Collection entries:
■ ■ ■ ■

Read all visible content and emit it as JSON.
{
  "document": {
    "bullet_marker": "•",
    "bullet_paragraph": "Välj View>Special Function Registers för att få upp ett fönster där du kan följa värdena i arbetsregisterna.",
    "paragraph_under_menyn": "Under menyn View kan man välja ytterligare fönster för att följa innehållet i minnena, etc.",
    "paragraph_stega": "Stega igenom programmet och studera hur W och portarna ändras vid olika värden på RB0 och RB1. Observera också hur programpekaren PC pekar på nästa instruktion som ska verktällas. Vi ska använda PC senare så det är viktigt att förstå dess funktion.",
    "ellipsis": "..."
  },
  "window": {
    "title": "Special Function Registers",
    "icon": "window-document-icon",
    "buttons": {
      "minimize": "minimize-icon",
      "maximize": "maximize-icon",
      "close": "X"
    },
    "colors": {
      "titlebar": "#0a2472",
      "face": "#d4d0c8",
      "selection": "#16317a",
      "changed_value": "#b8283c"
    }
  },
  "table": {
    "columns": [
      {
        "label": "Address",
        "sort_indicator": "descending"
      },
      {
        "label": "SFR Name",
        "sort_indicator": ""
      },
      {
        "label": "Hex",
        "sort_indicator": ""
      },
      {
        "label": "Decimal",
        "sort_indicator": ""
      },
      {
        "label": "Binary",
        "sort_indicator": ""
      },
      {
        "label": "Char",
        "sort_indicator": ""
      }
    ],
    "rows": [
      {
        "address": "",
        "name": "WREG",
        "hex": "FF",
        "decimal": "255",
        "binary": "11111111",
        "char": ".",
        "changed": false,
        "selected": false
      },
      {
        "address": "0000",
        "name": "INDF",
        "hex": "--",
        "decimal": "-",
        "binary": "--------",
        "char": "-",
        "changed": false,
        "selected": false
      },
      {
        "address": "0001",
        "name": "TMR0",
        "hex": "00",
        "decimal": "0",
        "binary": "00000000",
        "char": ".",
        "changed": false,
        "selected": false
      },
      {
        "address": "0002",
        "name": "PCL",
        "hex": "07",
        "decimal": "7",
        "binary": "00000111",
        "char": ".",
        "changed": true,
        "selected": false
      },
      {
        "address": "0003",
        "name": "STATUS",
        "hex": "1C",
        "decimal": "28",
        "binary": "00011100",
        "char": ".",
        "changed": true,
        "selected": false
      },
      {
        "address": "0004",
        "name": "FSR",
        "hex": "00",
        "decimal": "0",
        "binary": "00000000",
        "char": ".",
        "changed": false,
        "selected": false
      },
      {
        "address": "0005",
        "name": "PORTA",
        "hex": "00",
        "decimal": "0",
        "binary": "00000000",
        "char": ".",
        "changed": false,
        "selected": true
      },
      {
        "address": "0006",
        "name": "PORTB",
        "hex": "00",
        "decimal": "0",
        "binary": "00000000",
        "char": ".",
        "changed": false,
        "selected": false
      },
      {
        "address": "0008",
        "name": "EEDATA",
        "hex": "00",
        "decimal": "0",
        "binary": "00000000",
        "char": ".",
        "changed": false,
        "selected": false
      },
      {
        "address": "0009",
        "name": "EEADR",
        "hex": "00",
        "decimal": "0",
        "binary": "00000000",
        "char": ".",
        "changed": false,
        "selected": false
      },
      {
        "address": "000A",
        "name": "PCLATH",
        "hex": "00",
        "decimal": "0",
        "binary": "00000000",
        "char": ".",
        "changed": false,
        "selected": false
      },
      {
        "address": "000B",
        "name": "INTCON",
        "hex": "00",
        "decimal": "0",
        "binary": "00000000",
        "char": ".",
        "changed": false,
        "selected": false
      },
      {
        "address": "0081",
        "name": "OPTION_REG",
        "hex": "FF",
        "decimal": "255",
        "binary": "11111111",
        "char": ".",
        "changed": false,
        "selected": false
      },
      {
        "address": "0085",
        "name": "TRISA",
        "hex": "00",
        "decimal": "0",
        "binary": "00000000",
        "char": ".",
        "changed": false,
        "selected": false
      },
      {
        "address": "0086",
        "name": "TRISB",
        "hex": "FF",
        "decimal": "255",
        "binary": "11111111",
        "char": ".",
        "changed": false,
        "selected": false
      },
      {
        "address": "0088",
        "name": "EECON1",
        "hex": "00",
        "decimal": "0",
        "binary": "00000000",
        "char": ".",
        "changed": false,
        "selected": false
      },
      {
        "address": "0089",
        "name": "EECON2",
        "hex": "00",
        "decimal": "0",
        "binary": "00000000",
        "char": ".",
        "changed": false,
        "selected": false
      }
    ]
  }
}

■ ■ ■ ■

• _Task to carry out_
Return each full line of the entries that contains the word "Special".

• _Task solution_
    "bullet_paragraph": "Välj View>Special Function Registers för att få upp ett fönster där du kan följa värdena i arbetsregisterna.",
    "title": "Special Function Registers",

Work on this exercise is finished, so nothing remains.